such as more than the 10 minute average from bus to class.
What is the proper fit for a backpack?
Here are some of the most important things to consider with regards to
fit and safety when selecting the right backpack for your child this school year:
- Choose a backpack with two wide straps that are also padded and contoured
for added comfort. The top of the strap should sit 1-2 inches below the
shoulders. Ideally, finding a backpack that also has a chest compression
strap is best.
- The bottom of the packpack should rest at the small of your back (at the
lower lumbar), and never go 4 inches below your waistline.
- Plenty of lower back padding, and a waist strap.
- The ideal backpack will also distribute weight evenly to reduce strain
on your back and shoulders.
- Reflective trim on the backpack is also a nice added feature to ensure
safety as we head into the time change and evenings get darker earlier.
Especially if your child participate in after-school sports or activities.
- Also, skip carrying a water bottle in your backpack or carry it empty to

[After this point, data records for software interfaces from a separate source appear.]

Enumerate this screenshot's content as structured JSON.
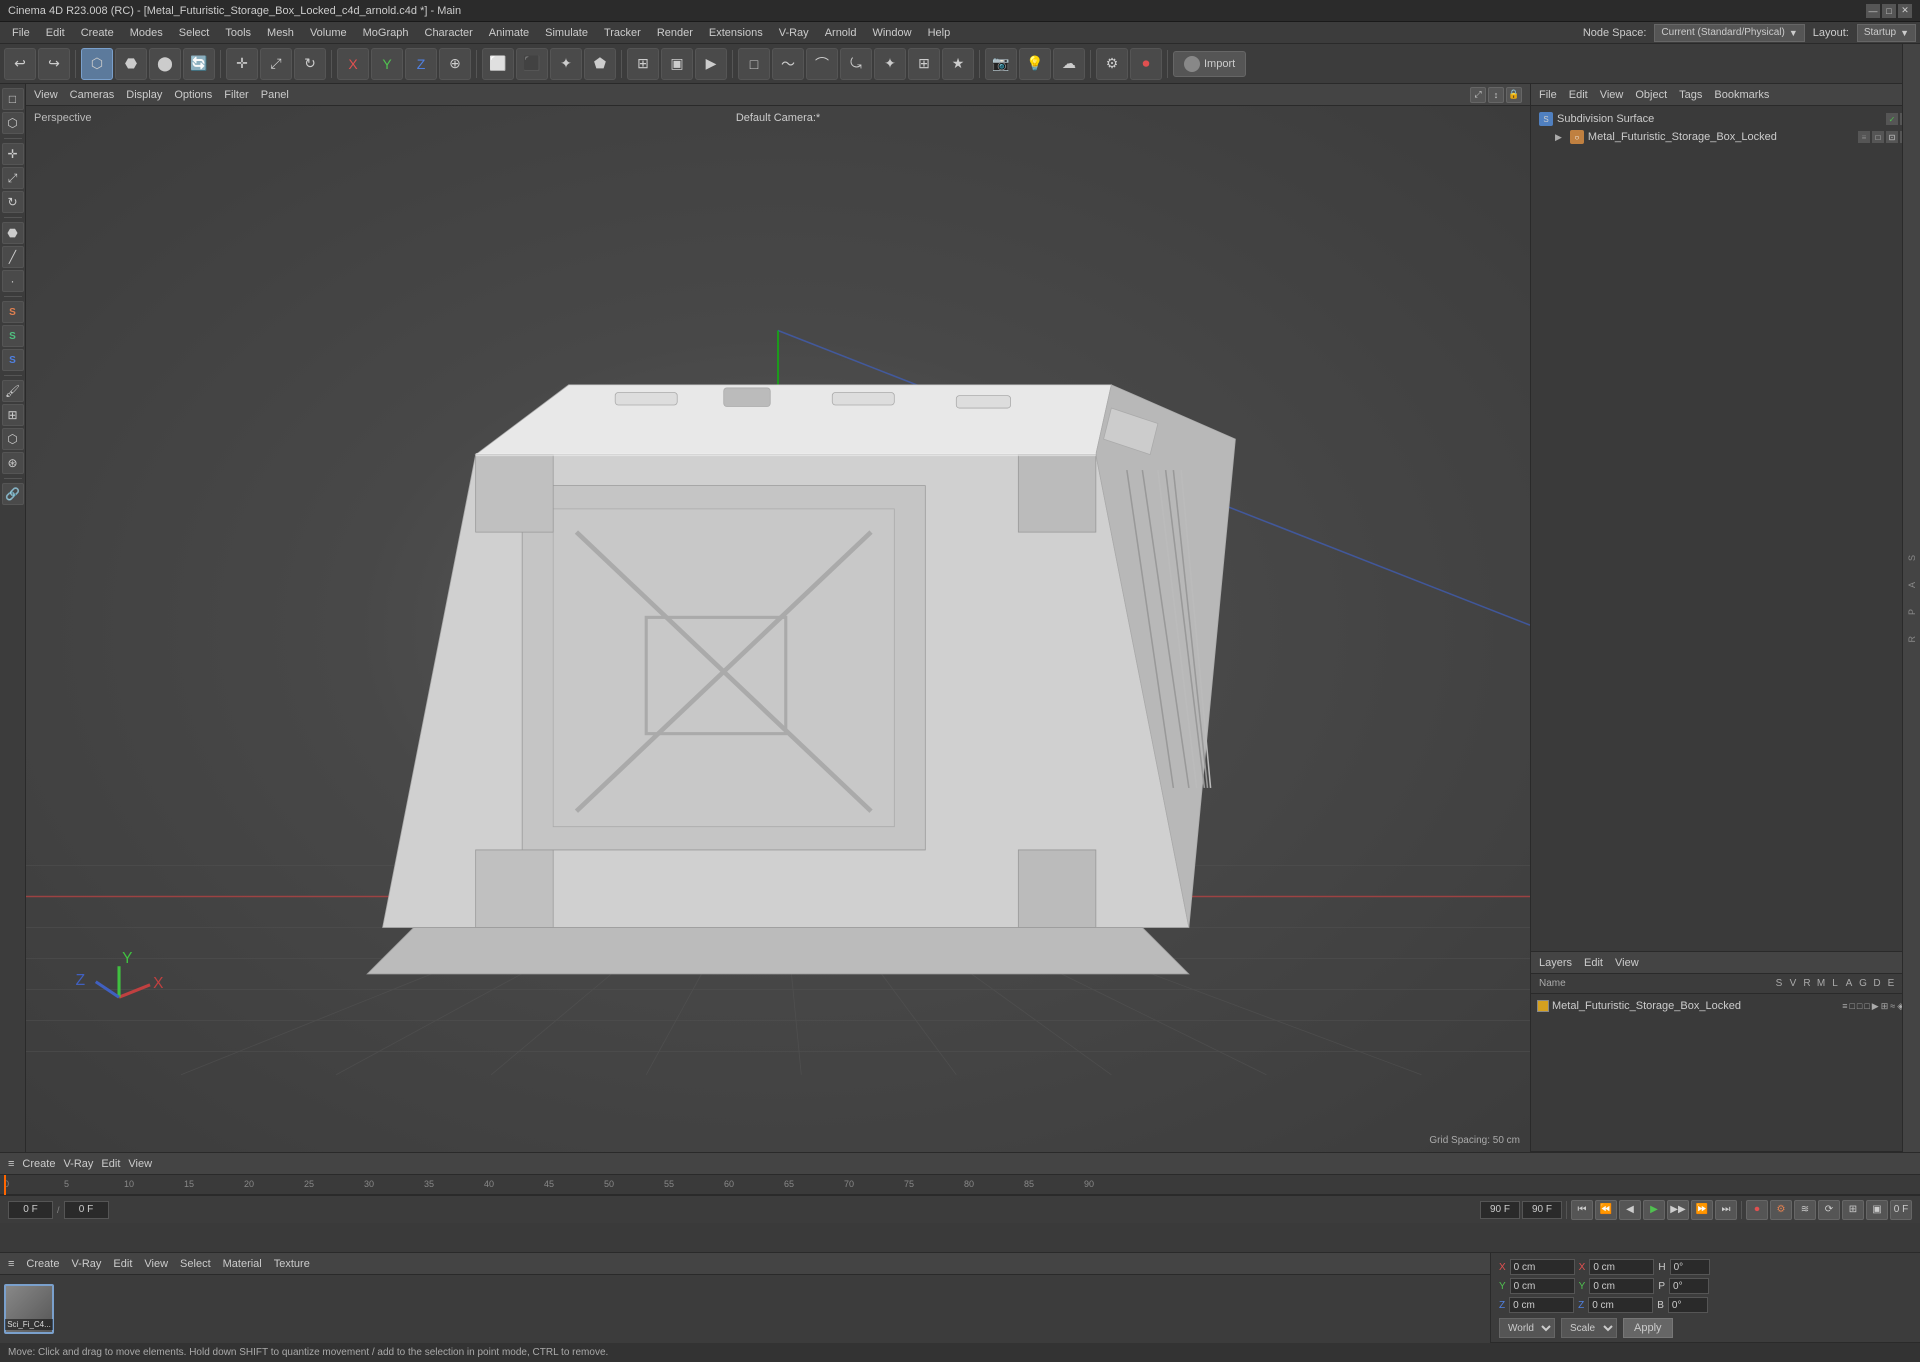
{
  "titleBar": {
    "title": "Cinema 4D R23.008 (RC) - [Metal_Futuristic_Storage_Box_Locked_c4d_arnold.c4d *] - Main",
    "minimize": "—",
    "maximize": "□",
    "close": "✕"
  },
  "menuBar": {
    "items": [
      "File",
      "Edit",
      "Create",
      "Modes",
      "Select",
      "Tools",
      "Mesh",
      "Volume",
      "MoGraph",
      "Character",
      "Animate",
      "Simulate",
      "Tracker",
      "Render",
      "Extensions",
      "V-Ray",
      "Arnold",
      "Window",
      "Help"
    ],
    "nodeSpace": "Node Space:",
    "nodeSpaceValue": "Current (Standard/Physical)",
    "layout": "Layout:",
    "layoutValue": "Startup"
  },
  "viewport": {
    "headerItems": [
      "View",
      "Cameras",
      "Display",
      "Options",
      "Filter",
      "Panel"
    ],
    "perspectiveLabel": "Perspective",
    "cameraLabel": "Default Camera:*",
    "gridSpacing": "Grid Spacing: 50 cm"
  },
  "objectManager": {
    "headerItems": [
      "Node Space:",
      "File",
      "Edit",
      "View",
      "Object",
      "Tags",
      "Bookmarks"
    ],
    "items": [
      {
        "name": "Subdivision Surface",
        "type": "subdivision"
      },
      {
        "name": "Metal_Futuristic_Storage_Box_Locked",
        "type": "object"
      }
    ]
  },
  "layersPanel": {
    "title": "Layers",
    "headerItems": [
      "Layers",
      "Edit",
      "View"
    ],
    "columnHeaders": "Name                                          S  V  R  M  L  A  G  D  E  X",
    "items": [
      {
        "name": "Metal_Futuristic_Storage_Box_Locked",
        "color": "#d4a020"
      }
    ]
  },
  "toolbar": {
    "importLabel": "Import",
    "tools": [
      "undo",
      "redo",
      "live",
      "move",
      "scale",
      "rotate",
      "select-live",
      "x-axis",
      "y-axis",
      "z-axis",
      "coord-sys",
      "snap",
      "render-region",
      "render-view",
      "render",
      "tex-preview",
      "material-editor",
      "anim-rec",
      "anim-auto-key",
      "timeline",
      "curve-editor",
      "motion-clip",
      "drive",
      "select-object",
      "select-poly",
      "select-edge",
      "select-point",
      "paint",
      "sculpt-grab",
      "sculpt-smooth",
      "character-obj",
      "joint",
      "set-driver",
      "set-driven",
      "spline-wrap",
      "mograph",
      "effector",
      "deformer",
      "camera-obj",
      "light-obj",
      "sky"
    ]
  },
  "timeline": {
    "headerItems": [
      "≡",
      "Create",
      "V-Ray",
      "Edit",
      "View"
    ],
    "currentFrame": "0 F",
    "startFrame": "0 F",
    "endFrame": "90 F",
    "fpsValue": "90 F",
    "frameField1": "0 F",
    "frameField2": "0 F",
    "rulerMarks": [
      0,
      5,
      10,
      15,
      20,
      25,
      30,
      35,
      40,
      45,
      50,
      55,
      60,
      65,
      70,
      75,
      80,
      85,
      90
    ],
    "playbackButtons": [
      "⏮",
      "⏪",
      "⏴",
      "▶",
      "⏵",
      "⏩",
      "⏭"
    ],
    "extraButtons": [
      "rec",
      "auto",
      "anim",
      "mode",
      "more"
    ]
  },
  "materialBar": {
    "headerItems": [
      "≡",
      "Create",
      "V-Ray",
      "Edit",
      "View",
      "Select",
      "Material",
      "Texture"
    ],
    "materials": [
      {
        "name": "Sci_Fi_C4...",
        "thumb": "metal"
      }
    ]
  },
  "coordinates": {
    "xPos": "0 cm",
    "yPos": "0 cm",
    "zPos": "0 cm",
    "xSize": "0 cm",
    "ySize": "0 cm",
    "zSize": "0 cm",
    "hRot": "0°",
    "pRot": "0°",
    "bRot": "0°",
    "worldLabel": "World",
    "scaleLabel": "Scale",
    "applyLabel": "Apply"
  },
  "statusBar": {
    "text": "Move: Click and drag to move elements. Hold down SHIFT to quantize movement / add to the selection in point mode, CTRL to remove."
  }
}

school and then store it in the locker.
- If there are 2 compartments in the pack, and load the heaviest objects
in the compartment closest to the spine.
- Wear high and tight on the back rather than low and loose.

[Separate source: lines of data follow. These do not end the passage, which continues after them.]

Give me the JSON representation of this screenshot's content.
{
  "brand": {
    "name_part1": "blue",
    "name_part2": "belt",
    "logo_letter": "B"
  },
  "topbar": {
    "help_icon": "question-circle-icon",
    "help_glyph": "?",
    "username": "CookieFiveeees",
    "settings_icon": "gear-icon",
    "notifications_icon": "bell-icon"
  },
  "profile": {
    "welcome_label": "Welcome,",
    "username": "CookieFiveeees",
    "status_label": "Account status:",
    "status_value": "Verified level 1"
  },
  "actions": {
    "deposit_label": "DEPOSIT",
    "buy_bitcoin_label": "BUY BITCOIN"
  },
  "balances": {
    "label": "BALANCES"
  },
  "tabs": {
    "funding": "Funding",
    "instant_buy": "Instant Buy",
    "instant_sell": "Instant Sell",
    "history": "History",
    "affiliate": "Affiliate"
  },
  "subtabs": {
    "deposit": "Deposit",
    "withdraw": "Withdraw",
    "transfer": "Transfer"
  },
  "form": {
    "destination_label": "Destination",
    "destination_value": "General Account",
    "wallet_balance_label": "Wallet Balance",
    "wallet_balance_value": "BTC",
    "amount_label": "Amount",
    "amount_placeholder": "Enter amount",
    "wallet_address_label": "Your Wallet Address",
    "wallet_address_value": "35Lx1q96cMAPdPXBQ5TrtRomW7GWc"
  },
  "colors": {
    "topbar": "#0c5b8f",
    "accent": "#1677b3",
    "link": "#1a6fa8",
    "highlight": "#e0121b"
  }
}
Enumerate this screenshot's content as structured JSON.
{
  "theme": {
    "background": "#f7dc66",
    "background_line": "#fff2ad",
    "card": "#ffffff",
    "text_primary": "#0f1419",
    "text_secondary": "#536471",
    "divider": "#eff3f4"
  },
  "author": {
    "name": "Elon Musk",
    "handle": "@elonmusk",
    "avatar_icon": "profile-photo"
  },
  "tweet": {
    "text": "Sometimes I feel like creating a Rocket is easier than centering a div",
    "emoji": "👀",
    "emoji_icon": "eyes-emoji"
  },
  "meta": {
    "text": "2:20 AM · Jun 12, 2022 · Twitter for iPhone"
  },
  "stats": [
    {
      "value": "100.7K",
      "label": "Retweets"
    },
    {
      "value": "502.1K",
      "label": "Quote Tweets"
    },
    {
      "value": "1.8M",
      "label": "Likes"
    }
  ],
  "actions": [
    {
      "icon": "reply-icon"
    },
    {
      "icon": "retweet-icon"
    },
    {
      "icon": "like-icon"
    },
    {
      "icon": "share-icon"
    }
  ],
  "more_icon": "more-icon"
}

- Try the backpack on as if you were trying on a pair of shoes. Bring some
books with you, load the pack, and have your student walk around the store.
Function and fit should supersede looks and coolness.

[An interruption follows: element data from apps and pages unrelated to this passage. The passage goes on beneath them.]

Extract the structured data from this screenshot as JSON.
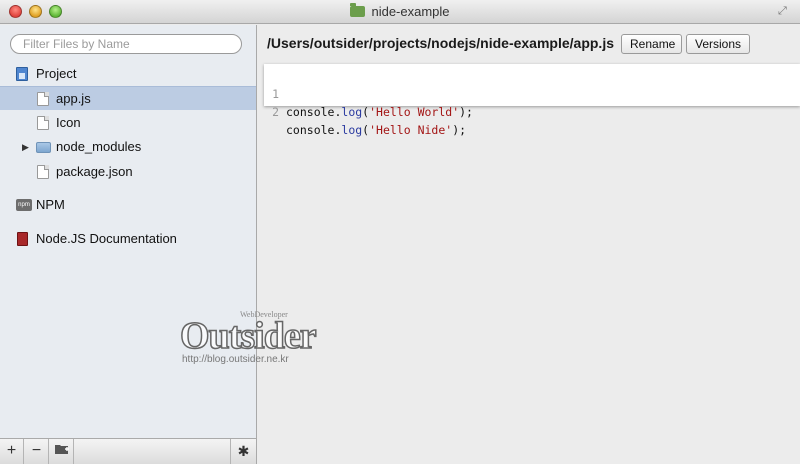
{
  "window": {
    "title": "nide-example",
    "fullscreen_icon": "fullscreen-arrows-icon"
  },
  "sidebar": {
    "search": {
      "placeholder": "Filter Files by Name",
      "value": ""
    },
    "project_label": "Project",
    "files": [
      {
        "label": "app.js",
        "icon": "file-icon",
        "selected": true
      },
      {
        "label": "Icon",
        "icon": "file-icon",
        "selected": false
      },
      {
        "label": "node_modules",
        "icon": "folder-icon",
        "selected": false,
        "collapsed": true
      },
      {
        "label": "package.json",
        "icon": "file-icon",
        "selected": false
      }
    ],
    "npm_label": "NPM",
    "npm_icon_text": "npm",
    "docs_label": "Node.JS Documentation",
    "toolbar": {
      "add": "+",
      "remove": "−",
      "new_folder_icon": "new-folder-icon",
      "gear": "✱"
    }
  },
  "main": {
    "path": "/Users/outsider/projects/nodejs/nide-example/app.js",
    "rename_label": "Rename",
    "versions_label": "Versions",
    "code_lines": [
      {
        "num": "1",
        "text": "console.log('Hello World');"
      },
      {
        "num": "2",
        "text": "console.log('Hello Nide');"
      }
    ]
  },
  "watermark": {
    "small": "WebDeveloper",
    "main": "Outsider",
    "url": "http://blog.outsider.ne.kr"
  },
  "colors": {
    "selection": "#bccce3",
    "string": "#a31515",
    "function": "#2a3aa0"
  }
}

What is too heavy?
Is there a maximum weight that each child should be able to carry in their
backpack? Or is it based on a percentage of body weight? Is there a maximum
time per day a heavy backpack should be carried?
I recommend limiting backpack weight to 10% of body weight. (A 100 pound
student should carry 10 pounds). Up to 20% of body weight is the maximum
load that can be carried safely, according to several medical societies
(pediatrics, physical therapy and orthopedics), although there is no absolute
consensus. We all know that these recommendations are ignored routinely.
In the United States more than 9 out of 10 children carry backpacks that
weighed more than 10% and up to 22% of their body weight. Those carrying
the heaviest backpacks complained of pain 50% more than the others.
*Image from American Academy of Orthopaedic Surgeons.
Are There Long Term Effects of Carrying a Heavy Backpack as a Child?
The good news is, no study has ever shown that carrying a backpack that’s
too heavy leads to more problems later in life or to the development of
problems like disk herniations or scoliosis. It just hurts now. The bad
news is, children who have headaches, backpain and anxiety now often complain
of the same symptoms later in adulthood.
We Can't Blame it All on the Backpacks
Sedentary lifestyle is possibly the most important factor determining back
pain among schoolchildren. Lack of physical activity contributes to loss
of muscle strength and tone in the lower back. Students who complain of
back pain after carrying their packs often complained of pain before carrying
packs. Studies report that back pain in children is often related more
to psychosomatic factors and daily experience with back pain rather than
use of a backpack. Children who were deconditioned or referred to themselves
as “sedentary” or felt fatigued while carrying their backpacks
during the usual 10 minute walk from the bus to class, had more back pain
than the children who described themselves as “fit or active”.
To all parents, here is the obvious conclusion: until all books are 100%
online, students will be carrying heavy packs to and from school. So remember,
max pack weight of 10% of body weight is best, never more than 20%. And
kids, stay fit and get off the couch.
Have a wonderful 2018-19 school year!